The festival, which organizers anticipate a crowd of over 20,000, opened Thursday night.

While traffic along main city and county roads seemed to run smoothly, the unexpected “after party” after opening day for the festival involved long lines — thousands of angry patrons waiting for a half-dozen buses to ferry them to parking lots and campsites — and Facebook posts ranging from refund demands to I-told-you-so folks pointing out the gridlock had been predicted.

Festival organizers posted a message on social media Thursday night, following headline Jake Owen’s performance acknowledging the "shuttle situation wasn't good tonight and we are working our boots off to improve matters tomorrow with better bus frequency."

The post yielded more than 500 comments, largely complaints over parking, shuttle issues and over long lines for beer tickets.

Facebook member Sonya Sparks Niebling said, “I won’t come back until you get this organized! And maybe never! Been standing in the bus for an hour and barely moved! And that’s not the only complaint! Travel all over the country for festivals… by far the most disappointing one so far!”

Facebook member Jordana Kiel offered sympathy for festival organizers, applauding the multiple locations to purchase water and plentiful number of restrooms. Even still, Kiel said, “need a little work on shuttles.”

Following Friday night headliners Brett Eldridge and Luke Bryan, some improvement over Thursday was noted with the evening's 11 p.m. "exit plan" receiving a mix of good and bad reviews. One hiccup, festival organizers had announced northbound Peninger would be closed to vehicle traffic after 8 p.m. however dozens of vehicles honked and revved engines driving through hoards of patrons walking down the allegedly closed road.

A far cry from a small band of buses on Thursday, a line of some 30 buses greeted patrons who opted to leave via shuttle.

Jackson County Sheriff’s Department officials posted an official statement on their Facebook page thanking patrons for being patient and promised an increased presence during the final three nights of the event.

An increased number of festival-goers seemed to opt for private parking options with local residents, businesses and community groups who rented out parking lot spaces for ranging between $10 and $30 per day for those willing to walk a small distance.

Katie McClenathan, a property owner with a vacant lot across from Fair City Market, urged non-shuttle-fans to utilize community parking areas to avoid long waits.
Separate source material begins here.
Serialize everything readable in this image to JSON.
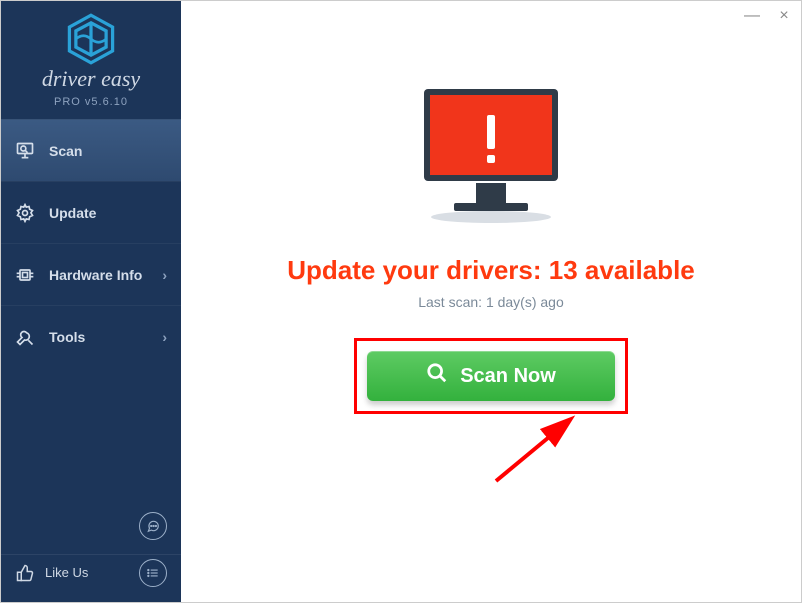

McClenathan said her lot offered cold water and even the courtesy of overnight parking for RVs and patrons who unexpectedly drink too much at the nearby festival.

“We have tons of cold bottled water and you can avoid the traffic and the shuttles,” she said.

“We had lots of people [Thursday] night asking about our parking due to the long walk and the shuttle wait. We heard it was pretty bad. We are as close as you can get to the event so we’re expecting to have a lot more cars today. I’m sure a lot of people will still use the shuttle system but we’re here if people are looking for an easier option.”